* _Task to carry out_
Set each line of the records down again exactly, please.

━━━ Material to process ━━━

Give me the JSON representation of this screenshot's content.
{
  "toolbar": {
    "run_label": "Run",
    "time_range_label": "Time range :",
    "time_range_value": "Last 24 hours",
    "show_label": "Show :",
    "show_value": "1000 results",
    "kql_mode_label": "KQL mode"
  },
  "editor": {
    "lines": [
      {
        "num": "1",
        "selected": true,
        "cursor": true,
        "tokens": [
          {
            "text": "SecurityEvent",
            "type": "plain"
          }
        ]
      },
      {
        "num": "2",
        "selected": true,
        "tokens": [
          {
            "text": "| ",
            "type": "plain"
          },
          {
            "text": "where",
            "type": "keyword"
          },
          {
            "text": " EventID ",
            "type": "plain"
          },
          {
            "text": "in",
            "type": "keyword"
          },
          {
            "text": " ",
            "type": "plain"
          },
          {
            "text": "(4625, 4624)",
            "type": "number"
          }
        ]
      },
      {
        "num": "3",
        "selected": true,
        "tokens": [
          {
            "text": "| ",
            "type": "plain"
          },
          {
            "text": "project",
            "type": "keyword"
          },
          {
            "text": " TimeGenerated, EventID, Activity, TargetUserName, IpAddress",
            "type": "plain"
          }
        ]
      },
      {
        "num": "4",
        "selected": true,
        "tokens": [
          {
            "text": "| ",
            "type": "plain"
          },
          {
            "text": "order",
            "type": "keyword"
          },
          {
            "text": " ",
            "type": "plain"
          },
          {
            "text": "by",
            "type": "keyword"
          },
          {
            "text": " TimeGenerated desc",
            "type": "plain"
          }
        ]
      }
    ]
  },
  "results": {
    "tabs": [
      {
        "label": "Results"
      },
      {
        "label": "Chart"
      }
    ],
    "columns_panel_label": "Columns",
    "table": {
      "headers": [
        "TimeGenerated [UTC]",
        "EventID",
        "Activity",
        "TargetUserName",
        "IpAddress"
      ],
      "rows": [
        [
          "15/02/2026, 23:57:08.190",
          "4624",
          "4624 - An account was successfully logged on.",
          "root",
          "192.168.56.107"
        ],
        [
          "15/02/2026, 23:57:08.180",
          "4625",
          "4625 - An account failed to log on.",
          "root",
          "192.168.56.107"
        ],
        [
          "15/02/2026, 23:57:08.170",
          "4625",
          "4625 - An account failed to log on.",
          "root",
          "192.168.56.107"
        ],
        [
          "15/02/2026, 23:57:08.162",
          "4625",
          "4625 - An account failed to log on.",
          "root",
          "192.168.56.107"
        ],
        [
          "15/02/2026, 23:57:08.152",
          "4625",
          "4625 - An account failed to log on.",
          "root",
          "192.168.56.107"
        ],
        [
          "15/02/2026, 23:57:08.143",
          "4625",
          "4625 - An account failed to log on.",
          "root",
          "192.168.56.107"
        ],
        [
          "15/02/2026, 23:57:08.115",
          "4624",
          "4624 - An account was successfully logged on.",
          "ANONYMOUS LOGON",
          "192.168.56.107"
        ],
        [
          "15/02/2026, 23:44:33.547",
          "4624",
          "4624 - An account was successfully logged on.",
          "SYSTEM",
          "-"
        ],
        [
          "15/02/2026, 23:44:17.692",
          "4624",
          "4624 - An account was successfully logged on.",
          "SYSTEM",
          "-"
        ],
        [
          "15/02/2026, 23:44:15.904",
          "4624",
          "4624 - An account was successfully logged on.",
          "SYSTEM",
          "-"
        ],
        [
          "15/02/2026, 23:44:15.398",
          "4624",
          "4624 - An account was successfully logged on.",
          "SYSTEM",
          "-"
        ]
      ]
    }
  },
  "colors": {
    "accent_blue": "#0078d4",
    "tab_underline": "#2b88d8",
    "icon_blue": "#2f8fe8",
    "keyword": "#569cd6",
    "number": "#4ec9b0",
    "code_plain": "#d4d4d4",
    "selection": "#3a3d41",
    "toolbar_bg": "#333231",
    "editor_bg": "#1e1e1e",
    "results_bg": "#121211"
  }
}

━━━

* _Task answer_
Give me the JSON representation of this screenshot's content.
{
  "toolbar": {
    "run_label": "Run",
    "time_range_label": "Time range :",
    "time_range_value": "Last 24 hours",
    "show_label": "Show :",
    "show_value": "1000 results",
    "kql_mode_label": "KQL mode"
  },
  "editor": {
    "lines": [
      {
        "num": "1",
        "selected": true,
        "cursor": true,
        "tokens": [
          {
            "text": "SecurityEvent",
            "type": "plain"
          }
        ]
      },
      {
        "num": "2",
        "selected": true,
        "tokens": [
          {
            "text": "| ",
            "type": "plain"
          },
          {
            "text": "where",
            "type": "keyword"
          },
          {
            "text": " EventID ",
            "type": "plain"
          },
          {
            "text": "in",
            "type": "keyword"
          },
          {
            "text": " ",
            "type": "plain"
          },
          {
            "text": "(4625, 4624)",
            "type": "number"
          }
        ]
      },
      {
        "num": "3",
        "selected": true,
        "tokens": [
          {
            "text": "| ",
            "type": "plain"
          },
          {
            "text": "project",
            "type": "keyword"
          },
          {
            "text": " TimeGenerated, EventID, Activity, TargetUserName, IpAddress",
            "type": "plain"
          }
        ]
      },
      {
        "num": "4",
        "selected": true,
        "tokens": [
          {
            "text": "| ",
            "type": "plain"
          },
          {
            "text": "order",
            "type": "keyword"
          },
          {
            "text": " ",
            "type": "plain"
          },
          {
            "text": "by",
            "type": "keyword"
          },
          {
            "text": " TimeGenerated desc",
            "type": "plain"
          }
        ]
      }
    ]
  },
  "results": {
    "tabs": [
      {
        "label": "Results"
      },
      {
        "label": "Chart"
      }
    ],
    "columns_panel_label": "Columns",
    "table": {
      "headers": [
        "TimeGenerated [UTC]",
        "EventID",
        "Activity",
        "TargetUserName",
        "IpAddress"
      ],
      "rows": [
        [
          "15/02/2026, 23:57:08.190",
          "4624",
          "4624 - An account was successfully logged on.",
          "root",
          "192.168.56.107"
        ],
        [
          "15/02/2026, 23:57:08.180",
          "4625",
          "4625 - An account failed to log on.",
          "root",
          "192.168.56.107"
        ],
        [
          "15/02/2026, 23:57:08.170",
          "4625",
          "4625 - An account failed to log on.",
          "root",
          "192.168.56.107"
        ],
        [
          "15/02/2026, 23:57:08.162",
          "4625",
          "4625 - An account failed to log on.",
          "root",
          "192.168.56.107"
        ],
        [
          "15/02/2026, 23:57:08.152",
          "4625",
          "4625 - An account failed to log on.",
          "root",
          "192.168.56.107"
        ],
        [
          "15/02/2026, 23:57:08.143",
          "4625",
          "4625 - An account failed to log on.",
          "root",
          "192.168.56.107"
        ],
        [
          "15/02/2026, 23:57:08.115",
          "4624",
          "4624 - An account was successfully logged on.",
          "ANONYMOUS LOGON",
          "192.168.56.107"
        ],
        [
          "15/02/2026, 23:44:33.547",
          "4624",
          "4624 - An account was successfully logged on.",
          "SYSTEM",
          "-"
        ],
        [
          "15/02/2026, 23:44:17.692",
          "4624",
          "4624 - An account was successfully logged on.",
          "SYSTEM",
          "-"
        ],
        [
          "15/02/2026, 23:44:15.904",
          "4624",
          "4624 - An account was successfully logged on.",
          "SYSTEM",
          "-"
        ],
        [
          "15/02/2026, 23:44:15.398",
          "4624",
          "4624 - An account was successfully logged on.",
          "SYSTEM",
          "-"
        ]
      ]
    }
  },
  "colors": {
    "accent_blue": "#0078d4",
    "tab_underline": "#2b88d8",
    "icon_blue": "#2f8fe8",
    "keyword": "#569cd6",
    "number": "#4ec9b0",
    "code_plain": "#d4d4d4",
    "selection": "#3a3d41",
    "toolbar_bg": "#333231",
    "editor_bg": "#1e1e1e",
    "results_bg": "#121211"
  }
}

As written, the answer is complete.